Nahanni National Park Reserve in the Northwest Territories of Canada, approximately 500 kilometres (311 miles) west of Yellowknife, protects a portion of the Mackenzie Mountains Natural Region. The centrepiece of the park is the South Nahanni River. Four great canyons, called First, Second, Third and Fourth Canyon, line this spectacular whitewater river. The name Nahanni comes from the indigenous Dene language and can be translated as 'spirit.'
At Virginia Falls, the river plunges 90 metres (295 feet) in a thunderous plume. It is more than twice the height of Niagara Falls. In the center of the falls is a dramatic spire of resistant rock, called Mason's Rock after Bill Mason, the famous Canadian canoeist, author, and filmmaker. There is a proposal to rename the falls after former Canadian Prime Minister Pierre Trudeau. Aside from the falls, there are many notable rapids on the river including Figure Eight, George's Riffle, and Lafferty's Riffle.

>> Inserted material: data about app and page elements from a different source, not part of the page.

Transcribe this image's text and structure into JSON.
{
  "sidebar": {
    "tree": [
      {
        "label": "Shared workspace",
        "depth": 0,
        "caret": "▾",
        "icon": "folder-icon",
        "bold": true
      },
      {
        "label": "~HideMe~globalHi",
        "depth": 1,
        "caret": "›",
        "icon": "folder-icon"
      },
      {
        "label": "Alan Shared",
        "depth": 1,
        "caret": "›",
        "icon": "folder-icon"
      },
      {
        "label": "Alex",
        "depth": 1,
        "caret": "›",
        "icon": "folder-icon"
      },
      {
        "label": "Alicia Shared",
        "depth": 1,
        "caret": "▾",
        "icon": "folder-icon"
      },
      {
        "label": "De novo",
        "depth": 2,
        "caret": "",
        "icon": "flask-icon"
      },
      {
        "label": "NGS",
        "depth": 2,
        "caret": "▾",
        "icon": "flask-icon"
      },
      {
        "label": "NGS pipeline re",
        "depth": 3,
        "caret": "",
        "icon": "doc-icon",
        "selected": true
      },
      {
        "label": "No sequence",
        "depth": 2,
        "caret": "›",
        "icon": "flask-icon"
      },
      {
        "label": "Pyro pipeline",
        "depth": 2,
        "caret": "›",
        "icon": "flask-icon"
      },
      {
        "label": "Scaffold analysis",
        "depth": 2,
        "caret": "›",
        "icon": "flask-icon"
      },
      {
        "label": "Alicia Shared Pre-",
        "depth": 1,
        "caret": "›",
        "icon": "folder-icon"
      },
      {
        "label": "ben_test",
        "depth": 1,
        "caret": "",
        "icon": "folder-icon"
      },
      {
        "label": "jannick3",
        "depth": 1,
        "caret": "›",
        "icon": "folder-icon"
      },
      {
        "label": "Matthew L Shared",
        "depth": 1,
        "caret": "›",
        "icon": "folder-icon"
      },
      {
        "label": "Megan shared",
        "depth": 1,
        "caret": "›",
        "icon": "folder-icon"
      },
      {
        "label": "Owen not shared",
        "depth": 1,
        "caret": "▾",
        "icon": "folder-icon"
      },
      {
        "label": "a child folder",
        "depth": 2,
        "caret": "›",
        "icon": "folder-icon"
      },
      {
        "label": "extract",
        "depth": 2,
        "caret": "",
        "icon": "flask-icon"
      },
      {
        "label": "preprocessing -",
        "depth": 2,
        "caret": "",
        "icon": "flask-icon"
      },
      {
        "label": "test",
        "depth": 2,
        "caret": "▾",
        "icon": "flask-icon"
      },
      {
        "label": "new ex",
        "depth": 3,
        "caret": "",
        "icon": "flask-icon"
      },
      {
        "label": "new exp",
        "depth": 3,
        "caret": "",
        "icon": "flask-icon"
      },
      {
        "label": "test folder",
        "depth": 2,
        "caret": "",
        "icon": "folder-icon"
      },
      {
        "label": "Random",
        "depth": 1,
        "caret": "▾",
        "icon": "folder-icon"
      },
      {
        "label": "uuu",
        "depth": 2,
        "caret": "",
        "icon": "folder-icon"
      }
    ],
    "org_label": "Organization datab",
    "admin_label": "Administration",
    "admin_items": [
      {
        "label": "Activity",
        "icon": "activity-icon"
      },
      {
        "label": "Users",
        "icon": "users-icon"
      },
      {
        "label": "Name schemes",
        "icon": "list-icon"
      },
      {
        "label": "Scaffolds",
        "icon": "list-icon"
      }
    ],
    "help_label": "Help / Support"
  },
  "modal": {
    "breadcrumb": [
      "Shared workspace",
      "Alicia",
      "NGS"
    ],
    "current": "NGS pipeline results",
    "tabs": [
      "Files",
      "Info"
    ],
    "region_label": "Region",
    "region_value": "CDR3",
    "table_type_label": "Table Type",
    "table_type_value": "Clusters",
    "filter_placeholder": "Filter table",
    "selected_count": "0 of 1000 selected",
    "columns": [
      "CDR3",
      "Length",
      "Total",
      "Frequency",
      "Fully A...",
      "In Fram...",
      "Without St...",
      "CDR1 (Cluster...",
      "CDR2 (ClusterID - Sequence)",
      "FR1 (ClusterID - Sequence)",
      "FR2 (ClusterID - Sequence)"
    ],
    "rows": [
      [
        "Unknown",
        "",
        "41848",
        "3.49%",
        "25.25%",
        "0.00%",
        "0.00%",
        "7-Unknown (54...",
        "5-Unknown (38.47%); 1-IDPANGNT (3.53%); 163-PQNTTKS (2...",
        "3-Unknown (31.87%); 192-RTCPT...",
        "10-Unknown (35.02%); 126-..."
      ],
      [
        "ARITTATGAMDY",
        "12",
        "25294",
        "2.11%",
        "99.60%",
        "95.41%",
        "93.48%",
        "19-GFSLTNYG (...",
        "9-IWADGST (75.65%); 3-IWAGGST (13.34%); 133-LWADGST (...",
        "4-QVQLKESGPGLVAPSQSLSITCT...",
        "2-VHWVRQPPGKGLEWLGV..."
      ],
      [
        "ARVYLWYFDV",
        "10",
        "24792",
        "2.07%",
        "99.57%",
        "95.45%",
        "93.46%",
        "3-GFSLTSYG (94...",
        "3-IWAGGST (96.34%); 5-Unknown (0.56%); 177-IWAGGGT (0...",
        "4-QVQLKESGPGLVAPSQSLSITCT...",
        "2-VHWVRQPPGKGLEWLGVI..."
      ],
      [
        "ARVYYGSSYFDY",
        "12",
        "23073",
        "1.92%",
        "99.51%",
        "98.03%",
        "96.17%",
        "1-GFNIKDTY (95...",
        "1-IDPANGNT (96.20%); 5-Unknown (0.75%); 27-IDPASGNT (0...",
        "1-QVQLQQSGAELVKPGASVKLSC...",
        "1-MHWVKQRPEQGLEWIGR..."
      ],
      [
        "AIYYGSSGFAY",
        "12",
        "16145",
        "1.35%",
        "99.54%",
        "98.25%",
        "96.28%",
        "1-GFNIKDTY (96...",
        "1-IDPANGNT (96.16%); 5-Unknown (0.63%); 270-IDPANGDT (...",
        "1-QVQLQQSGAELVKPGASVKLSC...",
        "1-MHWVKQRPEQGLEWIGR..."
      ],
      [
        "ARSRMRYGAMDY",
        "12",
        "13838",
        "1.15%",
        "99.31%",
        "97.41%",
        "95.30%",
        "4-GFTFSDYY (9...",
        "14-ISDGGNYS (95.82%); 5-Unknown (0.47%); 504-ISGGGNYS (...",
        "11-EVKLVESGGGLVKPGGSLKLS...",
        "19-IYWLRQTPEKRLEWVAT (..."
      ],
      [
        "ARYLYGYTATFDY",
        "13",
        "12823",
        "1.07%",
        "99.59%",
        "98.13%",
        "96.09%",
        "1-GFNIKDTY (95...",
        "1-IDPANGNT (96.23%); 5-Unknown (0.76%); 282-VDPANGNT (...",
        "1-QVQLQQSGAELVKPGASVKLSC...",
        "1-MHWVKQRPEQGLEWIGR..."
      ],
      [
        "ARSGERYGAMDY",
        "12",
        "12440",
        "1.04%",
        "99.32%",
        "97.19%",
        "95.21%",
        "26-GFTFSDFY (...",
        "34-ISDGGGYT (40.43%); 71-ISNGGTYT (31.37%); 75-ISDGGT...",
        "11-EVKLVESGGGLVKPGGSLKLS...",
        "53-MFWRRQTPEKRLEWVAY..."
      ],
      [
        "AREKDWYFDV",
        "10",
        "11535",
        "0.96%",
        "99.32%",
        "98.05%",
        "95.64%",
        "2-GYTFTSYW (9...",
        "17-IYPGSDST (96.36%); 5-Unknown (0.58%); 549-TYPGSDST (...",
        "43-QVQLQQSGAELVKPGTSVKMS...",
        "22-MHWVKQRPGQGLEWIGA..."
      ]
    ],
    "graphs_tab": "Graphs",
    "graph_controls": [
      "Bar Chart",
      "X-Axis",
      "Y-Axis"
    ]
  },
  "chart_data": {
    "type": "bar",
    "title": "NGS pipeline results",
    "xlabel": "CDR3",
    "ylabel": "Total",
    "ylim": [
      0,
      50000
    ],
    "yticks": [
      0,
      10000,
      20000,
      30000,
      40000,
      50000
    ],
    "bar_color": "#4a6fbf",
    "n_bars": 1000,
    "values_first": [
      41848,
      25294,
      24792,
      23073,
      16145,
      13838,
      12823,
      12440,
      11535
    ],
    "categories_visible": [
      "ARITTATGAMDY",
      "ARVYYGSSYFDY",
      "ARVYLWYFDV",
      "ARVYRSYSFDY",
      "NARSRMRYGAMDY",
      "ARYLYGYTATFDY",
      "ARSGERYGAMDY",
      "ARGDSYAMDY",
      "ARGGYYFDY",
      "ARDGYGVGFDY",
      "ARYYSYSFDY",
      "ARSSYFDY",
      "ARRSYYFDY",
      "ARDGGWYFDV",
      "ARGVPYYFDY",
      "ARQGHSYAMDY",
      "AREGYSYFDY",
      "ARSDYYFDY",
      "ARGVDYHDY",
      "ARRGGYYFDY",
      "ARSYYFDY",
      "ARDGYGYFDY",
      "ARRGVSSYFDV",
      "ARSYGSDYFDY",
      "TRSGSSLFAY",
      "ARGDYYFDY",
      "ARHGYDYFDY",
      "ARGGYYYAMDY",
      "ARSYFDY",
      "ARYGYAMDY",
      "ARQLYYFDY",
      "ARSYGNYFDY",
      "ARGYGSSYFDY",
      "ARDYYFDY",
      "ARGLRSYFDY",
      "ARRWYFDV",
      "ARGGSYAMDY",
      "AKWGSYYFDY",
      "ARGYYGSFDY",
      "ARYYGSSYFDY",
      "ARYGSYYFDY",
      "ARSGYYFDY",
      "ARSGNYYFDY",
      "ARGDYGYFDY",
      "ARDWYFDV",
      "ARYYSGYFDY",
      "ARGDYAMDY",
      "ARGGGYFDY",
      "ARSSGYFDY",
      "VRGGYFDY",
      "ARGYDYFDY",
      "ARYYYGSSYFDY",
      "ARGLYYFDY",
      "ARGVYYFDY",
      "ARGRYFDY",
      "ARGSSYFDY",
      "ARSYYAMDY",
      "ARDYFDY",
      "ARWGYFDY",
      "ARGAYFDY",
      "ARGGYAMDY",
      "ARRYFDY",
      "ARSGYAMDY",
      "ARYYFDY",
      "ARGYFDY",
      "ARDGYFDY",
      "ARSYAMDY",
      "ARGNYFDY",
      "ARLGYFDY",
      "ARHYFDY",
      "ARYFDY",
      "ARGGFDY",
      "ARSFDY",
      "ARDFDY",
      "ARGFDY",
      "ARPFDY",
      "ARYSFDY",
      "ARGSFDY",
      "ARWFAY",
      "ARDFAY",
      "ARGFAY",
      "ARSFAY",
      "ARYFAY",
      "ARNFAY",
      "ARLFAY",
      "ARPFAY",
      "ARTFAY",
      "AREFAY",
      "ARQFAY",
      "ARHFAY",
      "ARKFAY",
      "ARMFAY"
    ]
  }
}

The park's sulphur hotsprings, alpine tundra, mountain ranges, and forests of spruce and aspen are home to many species of birds, fish and mammals. A visitor centre in Fort Simpson features displays on the history, culture and geography of the area. The park was among the world's first four natural heritage locations to be inscribed as World Heritage Sites by UNESCO in 1978.
Originally established in 1972, by then Prime Minister Pierre Trudeau, the park was 4,766 square kilometres (1,840 square miles) in area. In 2003, an agreement between the Dehcho First Nations and Parks Canada gave temporary protection to 23,000 km² (8,880 sq mi). In August 2007, Prime Minister Stephen Harper announced that an extra 5,400 km² (2,085 sq mi) would be added, bringing the total area to 28,000 km² (10,811 sq mi), making Nahanni Canada's third largest national park.
The only practical way to get to Nahanni National Park is by float plane or by helicopter. Around 800-900 people visit the park every year.